● **About this exercise**: Across all the records, filter for lines with the word "false" and copy them.

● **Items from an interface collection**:
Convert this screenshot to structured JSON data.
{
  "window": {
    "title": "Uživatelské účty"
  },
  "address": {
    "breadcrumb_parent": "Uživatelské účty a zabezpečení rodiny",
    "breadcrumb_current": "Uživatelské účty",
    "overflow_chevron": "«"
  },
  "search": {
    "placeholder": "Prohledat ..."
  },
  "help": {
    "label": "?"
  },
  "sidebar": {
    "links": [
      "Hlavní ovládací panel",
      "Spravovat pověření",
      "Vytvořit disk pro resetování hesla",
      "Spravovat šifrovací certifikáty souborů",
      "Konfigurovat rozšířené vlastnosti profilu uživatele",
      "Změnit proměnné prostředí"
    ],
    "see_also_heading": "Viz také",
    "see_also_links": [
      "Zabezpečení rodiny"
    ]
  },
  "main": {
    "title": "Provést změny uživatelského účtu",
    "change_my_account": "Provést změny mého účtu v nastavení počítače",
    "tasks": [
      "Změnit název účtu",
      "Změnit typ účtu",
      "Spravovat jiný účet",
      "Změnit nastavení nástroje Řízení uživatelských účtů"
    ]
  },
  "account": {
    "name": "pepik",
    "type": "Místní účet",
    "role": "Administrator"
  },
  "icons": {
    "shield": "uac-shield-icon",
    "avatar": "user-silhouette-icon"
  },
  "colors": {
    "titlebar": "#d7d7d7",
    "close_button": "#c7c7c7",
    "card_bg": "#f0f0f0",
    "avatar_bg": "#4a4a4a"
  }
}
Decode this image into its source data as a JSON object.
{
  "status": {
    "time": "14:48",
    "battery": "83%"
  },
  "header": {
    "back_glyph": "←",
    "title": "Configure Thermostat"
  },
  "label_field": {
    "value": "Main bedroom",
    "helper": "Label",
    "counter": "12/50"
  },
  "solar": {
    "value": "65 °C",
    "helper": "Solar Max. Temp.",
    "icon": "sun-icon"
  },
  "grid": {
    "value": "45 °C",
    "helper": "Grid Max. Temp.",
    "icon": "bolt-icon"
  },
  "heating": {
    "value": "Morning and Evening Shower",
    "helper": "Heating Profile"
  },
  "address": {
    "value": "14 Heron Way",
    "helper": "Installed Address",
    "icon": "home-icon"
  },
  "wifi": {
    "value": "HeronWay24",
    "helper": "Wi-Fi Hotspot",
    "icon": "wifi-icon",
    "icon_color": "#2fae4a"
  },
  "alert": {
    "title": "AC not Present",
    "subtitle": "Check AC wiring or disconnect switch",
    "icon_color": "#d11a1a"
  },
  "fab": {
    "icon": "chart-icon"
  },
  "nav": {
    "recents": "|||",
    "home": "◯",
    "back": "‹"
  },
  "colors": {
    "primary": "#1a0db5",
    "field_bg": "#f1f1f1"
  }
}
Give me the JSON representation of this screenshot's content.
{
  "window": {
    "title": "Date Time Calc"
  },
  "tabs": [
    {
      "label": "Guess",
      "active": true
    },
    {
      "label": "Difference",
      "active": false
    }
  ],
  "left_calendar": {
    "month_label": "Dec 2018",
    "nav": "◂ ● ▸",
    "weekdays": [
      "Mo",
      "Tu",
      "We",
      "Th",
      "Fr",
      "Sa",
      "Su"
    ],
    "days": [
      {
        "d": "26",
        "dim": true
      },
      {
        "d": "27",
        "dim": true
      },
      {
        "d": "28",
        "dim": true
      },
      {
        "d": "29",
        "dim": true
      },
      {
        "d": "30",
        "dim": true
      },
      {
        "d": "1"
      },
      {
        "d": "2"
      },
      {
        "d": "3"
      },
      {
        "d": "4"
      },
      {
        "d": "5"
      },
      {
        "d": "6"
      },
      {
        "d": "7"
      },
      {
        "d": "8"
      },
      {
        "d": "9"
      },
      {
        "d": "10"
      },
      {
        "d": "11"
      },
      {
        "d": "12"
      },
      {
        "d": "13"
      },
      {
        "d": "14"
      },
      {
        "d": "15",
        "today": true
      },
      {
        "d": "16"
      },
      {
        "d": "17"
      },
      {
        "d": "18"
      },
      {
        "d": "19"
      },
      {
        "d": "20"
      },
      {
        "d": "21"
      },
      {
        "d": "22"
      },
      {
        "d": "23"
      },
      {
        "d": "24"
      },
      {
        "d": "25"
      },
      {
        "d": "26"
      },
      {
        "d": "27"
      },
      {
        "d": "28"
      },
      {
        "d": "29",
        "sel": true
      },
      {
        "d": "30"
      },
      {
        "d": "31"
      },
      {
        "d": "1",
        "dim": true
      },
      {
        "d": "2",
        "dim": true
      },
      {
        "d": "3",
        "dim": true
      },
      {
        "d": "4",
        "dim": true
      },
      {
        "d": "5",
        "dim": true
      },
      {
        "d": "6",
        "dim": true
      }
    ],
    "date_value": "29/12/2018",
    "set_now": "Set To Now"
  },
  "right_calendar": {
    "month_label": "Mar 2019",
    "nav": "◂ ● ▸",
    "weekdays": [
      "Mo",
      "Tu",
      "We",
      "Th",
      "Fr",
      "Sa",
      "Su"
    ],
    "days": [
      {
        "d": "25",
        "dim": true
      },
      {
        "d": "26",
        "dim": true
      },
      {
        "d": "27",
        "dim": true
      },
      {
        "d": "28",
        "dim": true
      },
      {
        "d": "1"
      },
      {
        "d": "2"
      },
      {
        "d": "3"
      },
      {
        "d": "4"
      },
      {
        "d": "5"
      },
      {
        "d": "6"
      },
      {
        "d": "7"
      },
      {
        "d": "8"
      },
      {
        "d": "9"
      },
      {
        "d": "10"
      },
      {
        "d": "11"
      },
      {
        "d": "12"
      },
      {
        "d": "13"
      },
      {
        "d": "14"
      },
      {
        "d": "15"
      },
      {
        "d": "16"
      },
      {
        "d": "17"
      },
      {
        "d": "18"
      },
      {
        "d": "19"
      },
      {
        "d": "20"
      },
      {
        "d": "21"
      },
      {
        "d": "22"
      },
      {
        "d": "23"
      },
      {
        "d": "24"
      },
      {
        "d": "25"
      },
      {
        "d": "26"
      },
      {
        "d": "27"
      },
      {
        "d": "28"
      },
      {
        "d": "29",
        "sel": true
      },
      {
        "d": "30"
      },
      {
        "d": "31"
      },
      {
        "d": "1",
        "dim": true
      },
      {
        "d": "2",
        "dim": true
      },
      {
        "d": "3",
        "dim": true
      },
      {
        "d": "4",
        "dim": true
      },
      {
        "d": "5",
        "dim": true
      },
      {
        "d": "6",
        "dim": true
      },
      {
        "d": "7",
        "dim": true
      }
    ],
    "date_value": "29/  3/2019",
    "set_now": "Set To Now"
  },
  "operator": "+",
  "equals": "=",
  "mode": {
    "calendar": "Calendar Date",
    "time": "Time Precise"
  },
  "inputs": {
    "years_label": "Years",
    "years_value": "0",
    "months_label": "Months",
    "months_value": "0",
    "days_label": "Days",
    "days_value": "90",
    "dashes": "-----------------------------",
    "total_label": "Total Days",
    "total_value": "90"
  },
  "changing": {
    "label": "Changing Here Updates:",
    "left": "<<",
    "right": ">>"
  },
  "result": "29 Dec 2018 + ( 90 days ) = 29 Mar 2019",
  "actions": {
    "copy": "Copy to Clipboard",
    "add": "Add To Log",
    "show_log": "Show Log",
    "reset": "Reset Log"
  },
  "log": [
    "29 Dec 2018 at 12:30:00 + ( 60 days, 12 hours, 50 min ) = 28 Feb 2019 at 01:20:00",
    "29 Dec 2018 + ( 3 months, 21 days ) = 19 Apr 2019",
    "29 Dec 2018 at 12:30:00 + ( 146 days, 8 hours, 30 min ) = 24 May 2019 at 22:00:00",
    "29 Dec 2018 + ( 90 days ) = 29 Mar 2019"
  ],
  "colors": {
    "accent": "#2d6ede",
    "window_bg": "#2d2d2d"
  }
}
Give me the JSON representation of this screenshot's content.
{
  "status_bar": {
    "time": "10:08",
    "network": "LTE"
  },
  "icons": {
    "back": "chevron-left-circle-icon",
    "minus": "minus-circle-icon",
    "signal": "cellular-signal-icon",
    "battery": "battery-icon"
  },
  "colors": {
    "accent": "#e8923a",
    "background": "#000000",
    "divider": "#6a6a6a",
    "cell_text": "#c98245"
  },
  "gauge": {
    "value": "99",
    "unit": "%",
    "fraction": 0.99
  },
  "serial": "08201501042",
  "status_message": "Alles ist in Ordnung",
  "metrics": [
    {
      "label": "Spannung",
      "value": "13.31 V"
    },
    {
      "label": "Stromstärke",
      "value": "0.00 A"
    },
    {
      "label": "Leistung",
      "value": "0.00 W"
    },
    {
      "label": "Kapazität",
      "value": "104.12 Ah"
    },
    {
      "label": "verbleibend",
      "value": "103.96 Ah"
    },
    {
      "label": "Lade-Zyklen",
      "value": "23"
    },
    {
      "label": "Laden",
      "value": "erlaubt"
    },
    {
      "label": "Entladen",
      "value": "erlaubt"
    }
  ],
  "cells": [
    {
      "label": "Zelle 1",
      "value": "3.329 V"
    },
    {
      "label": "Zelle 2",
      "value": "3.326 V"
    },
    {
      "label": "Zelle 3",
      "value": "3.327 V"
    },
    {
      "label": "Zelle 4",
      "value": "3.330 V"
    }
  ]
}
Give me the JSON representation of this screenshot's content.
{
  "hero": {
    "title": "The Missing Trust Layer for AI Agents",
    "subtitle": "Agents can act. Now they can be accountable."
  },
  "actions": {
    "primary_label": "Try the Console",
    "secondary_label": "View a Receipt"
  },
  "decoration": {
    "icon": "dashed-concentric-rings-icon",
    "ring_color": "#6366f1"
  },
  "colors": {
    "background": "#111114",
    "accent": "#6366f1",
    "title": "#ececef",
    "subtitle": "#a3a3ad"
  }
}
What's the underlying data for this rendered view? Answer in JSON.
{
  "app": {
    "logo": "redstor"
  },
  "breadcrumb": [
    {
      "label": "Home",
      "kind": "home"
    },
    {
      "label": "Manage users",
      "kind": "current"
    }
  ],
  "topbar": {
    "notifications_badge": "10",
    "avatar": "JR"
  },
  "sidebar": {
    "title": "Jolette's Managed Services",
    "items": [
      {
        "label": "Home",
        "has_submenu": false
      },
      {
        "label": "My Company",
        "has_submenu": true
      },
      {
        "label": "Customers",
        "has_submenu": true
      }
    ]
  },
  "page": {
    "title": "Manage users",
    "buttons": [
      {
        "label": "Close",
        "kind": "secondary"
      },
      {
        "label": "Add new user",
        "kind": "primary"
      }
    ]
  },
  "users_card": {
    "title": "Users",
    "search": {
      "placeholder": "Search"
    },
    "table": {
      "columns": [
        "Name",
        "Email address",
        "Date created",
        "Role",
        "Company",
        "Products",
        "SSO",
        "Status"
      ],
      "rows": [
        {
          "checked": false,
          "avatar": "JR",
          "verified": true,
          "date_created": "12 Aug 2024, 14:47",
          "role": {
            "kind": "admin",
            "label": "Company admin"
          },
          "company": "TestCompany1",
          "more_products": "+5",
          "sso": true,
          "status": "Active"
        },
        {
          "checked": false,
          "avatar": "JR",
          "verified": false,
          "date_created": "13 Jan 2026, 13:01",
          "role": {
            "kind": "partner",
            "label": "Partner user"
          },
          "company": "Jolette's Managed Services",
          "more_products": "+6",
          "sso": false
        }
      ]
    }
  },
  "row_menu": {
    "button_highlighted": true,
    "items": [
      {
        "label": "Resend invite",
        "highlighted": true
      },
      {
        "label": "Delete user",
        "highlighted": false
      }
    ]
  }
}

● **Response to the task**:
      "active": false
        "has_submenu": false
          "checked": false,
          "checked": false,
          "verified": false,
          "sso": false
        "highlighted": false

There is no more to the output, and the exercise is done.